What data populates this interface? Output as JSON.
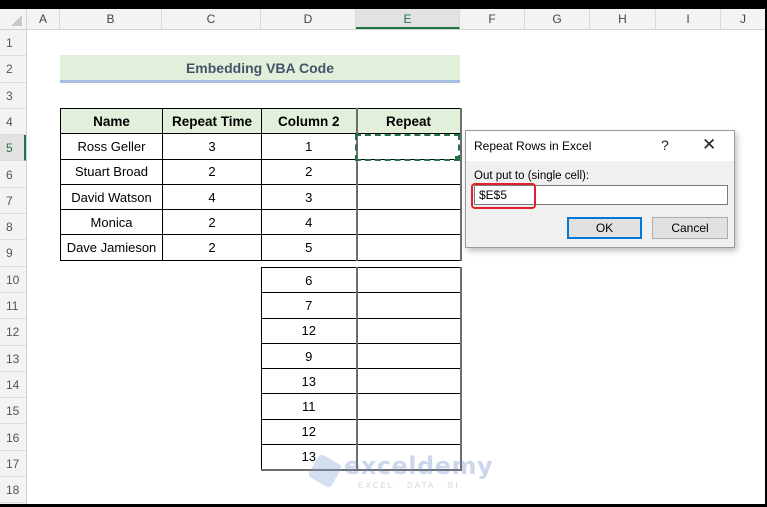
{
  "sheet": {
    "columns": [
      "A",
      "B",
      "C",
      "D",
      "E",
      "F",
      "G",
      "H",
      "I",
      "J"
    ],
    "selected_column": "E",
    "rows": [
      "1",
      "2",
      "3",
      "4",
      "5",
      "6",
      "7",
      "8",
      "9",
      "10",
      "11",
      "12",
      "13",
      "14",
      "15",
      "16",
      "17",
      "18"
    ],
    "selected_row": "5",
    "selected_cell": "E5"
  },
  "banner": {
    "title": "Embedding VBA Code"
  },
  "table": {
    "headers": [
      "Name",
      "Repeat Time",
      "Column 2",
      "Repeat"
    ],
    "rows": [
      {
        "name": "Ross Geller",
        "repeat_time": "3",
        "column2": "1",
        "repeat": ""
      },
      {
        "name": "Stuart Broad",
        "repeat_time": "2",
        "column2": "2",
        "repeat": ""
      },
      {
        "name": "David Watson",
        "repeat_time": "4",
        "column2": "3",
        "repeat": ""
      },
      {
        "name": "Monica",
        "repeat_time": "2",
        "column2": "4",
        "repeat": ""
      },
      {
        "name": "Dave Jamieson",
        "repeat_time": "2",
        "column2": "5",
        "repeat": ""
      }
    ],
    "extra_column2": [
      "6",
      "7",
      "12",
      "9",
      "13",
      "11",
      "12",
      "13"
    ]
  },
  "dialog": {
    "title": "Repeat Rows in Excel",
    "help_icon": "?",
    "close_icon": "✕",
    "label": "Out put to (single cell):",
    "input_value": "$E$5",
    "ok_label": "OK",
    "cancel_label": "Cancel"
  },
  "watermark": {
    "name": "exceldemy",
    "tagline": "EXCEL · DATA · BI"
  },
  "colors": {
    "accent_green": "#217346",
    "header_fill": "#e2efda",
    "highlight_red": "#e0202a",
    "ok_border": "#0078d7"
  }
}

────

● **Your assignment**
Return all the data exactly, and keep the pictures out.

● **Reply to the exercise**
What data populates this interface? Output as JSON.
{
  "sheet": {
    "columns": [
      "A",
      "B",
      "C",
      "D",
      "E",
      "F",
      "G",
      "H",
      "I",
      "J"
    ],
    "selected_column": "E",
    "rows": [
      "1",
      "2",
      "3",
      "4",
      "5",
      "6",
      "7",
      "8",
      "9",
      "10",
      "11",
      "12",
      "13",
      "14",
      "15",
      "16",
      "17",
      "18"
    ],
    "selected_row": "5",
    "selected_cell": "E5"
  },
  "banner": {
    "title": "Embedding VBA Code"
  },
  "table": {
    "headers": [
      "Name",
      "Repeat Time",
      "Column 2",
      "Repeat"
    ],
    "rows": [
      {
        "name": "Ross Geller",
        "repeat_time": "3",
        "column2": "1",
        "repeat": ""
      },
      {
        "name": "Stuart Broad",
        "repeat_time": "2",
        "column2": "2",
        "repeat": ""
      },
      {
        "name": "David Watson",
        "repeat_time": "4",
        "column2": "3",
        "repeat": ""
      },
      {
        "name": "Monica",
        "repeat_time": "2",
        "column2": "4",
        "repeat": ""
      },
      {
        "name": "Dave Jamieson",
        "repeat_time": "2",
        "column2": "5",
        "repeat": ""
      }
    ],
    "extra_column2": [
      "6",
      "7",
      "12",
      "9",
      "13",
      "11",
      "12",
      "13"
    ]
  },
  "dialog": {
    "title": "Repeat Rows in Excel",
    "help_icon": "?",
    "close_icon": "✕",
    "label": "Out put to (single cell):",
    "input_value": "$E$5",
    "ok_label": "OK",
    "cancel_label": "Cancel"
  },
  "watermark": {
    "name": "exceldemy",
    "tagline": "EXCEL · DATA · BI"
  },
  "colors": {
    "accent_green": "#217346",
    "header_fill": "#e2efda",
    "highlight_red": "#e0202a",
    "ok_border": "#0078d7"
  }
}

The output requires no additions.